Orphaned at birth, Cecily Neville owes more than her name to the former hospitallers of Temple Roding. She was still a child when the reformation wrenched her home and adopted family from her and now, like the few surviving monks, she lives in fear that her past could take a deadly toll. Her closest friend is her precious peregrine falcon, Charlemagne. Her greatest enemy is Allan Smythe, the new owner of Temple Roding.

Grieving over the loss of both wife and child, Smythe throws his heart and soul into reviving the old hospitaller commandery that he’s bought in partnership with his brother-in-law, Kennett Clark. He can’t risk being distracted by the mysterious but tempting Cecily and her murdering bird. However, when Smythe is forced to save her from his brother-in-law’s lecherous clutches, the unscrupulous Kennett vows to destroy them both.

On a knife-edge, Smythe can’t afford to relax the rents owed by Cecily and her fellow villagers. If he doesn’t demolish her former home for profit, he risks losing everything to Kennett. But when necessity forces him to employ Cecily, there’s more at stake than his future and his battered heart. Something lies hidden in the depths of the hospitaller commandery that could solve all of Smythe’s problems… or threaten his life.

It all depends on whether he, or the very determined Cecily, finds it first.

A Knights Templar site in Essex

Back in 1990, my partner got as job a site archaeologist at Cressing Temple, in Essex. No- it wasn’t a temple. It was a site gifted to the Knights Templar by Queen Matilda, wife of King Stephen, where lay brothers and employees of the military order could raise crops to finance the Crusades.

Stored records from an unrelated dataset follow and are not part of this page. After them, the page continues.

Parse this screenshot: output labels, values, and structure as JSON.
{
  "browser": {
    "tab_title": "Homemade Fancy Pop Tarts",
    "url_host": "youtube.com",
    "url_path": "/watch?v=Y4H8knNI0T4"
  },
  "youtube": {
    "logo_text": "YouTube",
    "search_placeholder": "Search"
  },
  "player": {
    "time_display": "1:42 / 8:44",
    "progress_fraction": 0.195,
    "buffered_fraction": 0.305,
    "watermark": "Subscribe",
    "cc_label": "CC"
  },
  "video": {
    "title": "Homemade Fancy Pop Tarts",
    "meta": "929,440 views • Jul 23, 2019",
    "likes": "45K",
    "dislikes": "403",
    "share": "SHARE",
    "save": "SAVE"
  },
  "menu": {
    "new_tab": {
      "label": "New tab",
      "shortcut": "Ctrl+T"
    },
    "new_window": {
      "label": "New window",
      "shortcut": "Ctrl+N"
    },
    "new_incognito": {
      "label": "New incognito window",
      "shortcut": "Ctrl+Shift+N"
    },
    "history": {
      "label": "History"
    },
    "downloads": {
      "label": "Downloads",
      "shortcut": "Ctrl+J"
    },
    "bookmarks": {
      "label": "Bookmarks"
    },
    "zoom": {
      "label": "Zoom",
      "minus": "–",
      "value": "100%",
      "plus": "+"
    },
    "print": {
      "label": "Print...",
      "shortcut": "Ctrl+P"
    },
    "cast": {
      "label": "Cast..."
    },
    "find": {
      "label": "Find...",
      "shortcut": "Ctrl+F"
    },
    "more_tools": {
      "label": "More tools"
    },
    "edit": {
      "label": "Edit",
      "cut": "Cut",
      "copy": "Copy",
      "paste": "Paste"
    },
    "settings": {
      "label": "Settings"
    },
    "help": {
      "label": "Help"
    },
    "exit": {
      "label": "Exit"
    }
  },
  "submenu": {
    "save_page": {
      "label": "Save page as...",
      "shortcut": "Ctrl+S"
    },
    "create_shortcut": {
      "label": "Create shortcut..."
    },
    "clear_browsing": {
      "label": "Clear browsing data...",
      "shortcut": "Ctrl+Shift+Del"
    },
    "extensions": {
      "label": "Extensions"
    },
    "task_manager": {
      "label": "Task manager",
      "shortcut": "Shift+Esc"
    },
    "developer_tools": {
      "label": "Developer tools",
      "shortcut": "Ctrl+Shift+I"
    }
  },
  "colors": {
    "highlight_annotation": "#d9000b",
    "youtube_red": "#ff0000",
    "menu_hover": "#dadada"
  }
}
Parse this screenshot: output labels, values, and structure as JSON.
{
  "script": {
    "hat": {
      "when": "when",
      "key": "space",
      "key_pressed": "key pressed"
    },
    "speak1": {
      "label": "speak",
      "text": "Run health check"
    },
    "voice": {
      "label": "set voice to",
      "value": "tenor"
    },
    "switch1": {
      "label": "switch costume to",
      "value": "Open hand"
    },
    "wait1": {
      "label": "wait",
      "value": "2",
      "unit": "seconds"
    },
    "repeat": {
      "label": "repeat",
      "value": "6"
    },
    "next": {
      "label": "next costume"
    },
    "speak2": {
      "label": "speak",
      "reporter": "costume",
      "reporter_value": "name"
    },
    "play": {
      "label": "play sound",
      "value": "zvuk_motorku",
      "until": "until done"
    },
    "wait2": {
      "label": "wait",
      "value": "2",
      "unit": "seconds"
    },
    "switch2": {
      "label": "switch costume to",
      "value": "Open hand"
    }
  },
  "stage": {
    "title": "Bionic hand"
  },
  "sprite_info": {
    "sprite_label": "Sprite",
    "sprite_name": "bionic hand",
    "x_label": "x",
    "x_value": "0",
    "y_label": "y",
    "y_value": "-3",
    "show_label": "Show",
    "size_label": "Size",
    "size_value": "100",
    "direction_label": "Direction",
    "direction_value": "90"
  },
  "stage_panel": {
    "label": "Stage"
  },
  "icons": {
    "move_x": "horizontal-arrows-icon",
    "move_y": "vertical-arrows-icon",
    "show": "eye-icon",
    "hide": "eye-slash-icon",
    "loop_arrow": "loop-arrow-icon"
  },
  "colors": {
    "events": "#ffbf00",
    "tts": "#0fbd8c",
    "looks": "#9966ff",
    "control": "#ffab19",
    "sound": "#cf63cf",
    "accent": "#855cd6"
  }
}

Living there for seven years as we did was an amazing experience and I really hope to find time to write more about some of the things that happened, such as the time the cat got walled up, the time the carppet almost caught fire, the moment the car rolled through the fence, and the occasion when the TV crew came and wrecked the archaeology, but I got to be on the telly!

Some other time, mayhap. For now, I would like to signal Cressing Temple, my temporary home, as the inspiration for LORD OF THE MANOR, my Tudor era story that is published TODAY! More about that anon. For now, here is a picture of the place, and a link where you can find out more about the history and archaeology of this fascinating site.

An invite and some competitions

If you live in the US, there is a contest you can enter if you attend my Facebook takeover in the Dragonblade Readers’ Group on Tuesday 13th April. I’ll be available to chat, tell you a little about my latest book, LORD OF THE MANOR, and entertain you (hopefully) with one of my quirky quizzes. Here’s the address for the Facebook takeover-

I’ll be live at 13.00 PDT, which is 21.00 BST. See you there!

You can also enter this Rafflecopter contest for a $25 Gift Card and paperbacks-

I am also giving away signed paperback copies of the first four books in the Tudor era TRYSTS AND TREACHERY collection to some lucky UK winners. To be entered into the draw, you will need to either retweet the following pinned post on Twitter or this share this Facebook post Or even do both! I’ll add your name to the draw and let you know at the end of the week if you’re a winner.